## Your task
Every entry must be reproduced word for word.

• • • • • • •

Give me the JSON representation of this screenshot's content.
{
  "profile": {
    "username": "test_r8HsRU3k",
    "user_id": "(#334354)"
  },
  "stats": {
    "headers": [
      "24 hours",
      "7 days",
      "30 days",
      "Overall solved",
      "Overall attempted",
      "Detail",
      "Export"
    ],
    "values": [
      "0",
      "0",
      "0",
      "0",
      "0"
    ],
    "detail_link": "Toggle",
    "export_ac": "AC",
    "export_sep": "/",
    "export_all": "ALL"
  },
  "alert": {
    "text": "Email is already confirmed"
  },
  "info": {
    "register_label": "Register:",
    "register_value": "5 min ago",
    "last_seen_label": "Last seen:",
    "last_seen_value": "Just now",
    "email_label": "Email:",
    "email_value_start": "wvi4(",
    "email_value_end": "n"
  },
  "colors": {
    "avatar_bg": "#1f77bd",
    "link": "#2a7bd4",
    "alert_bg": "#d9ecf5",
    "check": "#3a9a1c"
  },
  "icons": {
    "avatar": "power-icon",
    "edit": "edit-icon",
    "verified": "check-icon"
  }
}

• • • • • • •

## Result
Give me the JSON representation of this screenshot's content.
{
  "profile": {
    "username": "test_r8HsRU3k",
    "user_id": "(#334354)"
  },
  "stats": {
    "headers": [
      "24 hours",
      "7 days",
      "30 days",
      "Overall solved",
      "Overall attempted",
      "Detail",
      "Export"
    ],
    "values": [
      "0",
      "0",
      "0",
      "0",
      "0"
    ],
    "detail_link": "Toggle",
    "export_ac": "AC",
    "export_sep": "/",
    "export_all": "ALL"
  },
  "alert": {
    "text": "Email is already confirmed"
  },
  "info": {
    "register_label": "Register:",
    "register_value": "5 min ago",
    "last_seen_label": "Last seen:",
    "last_seen_value": "Just now",
    "email_label": "Email:",
    "email_value_start": "wvi4(",
    "email_value_end": "n"
  },
  "colors": {
    "avatar_bg": "#1f77bd",
    "link": "#2a7bd4",
    "alert_bg": "#d9ecf5",
    "check": "#3a9a1c"
  },
  "icons": {
    "avatar": "power-icon",
    "edit": "edit-icon",
    "verified": "check-icon"
  }
}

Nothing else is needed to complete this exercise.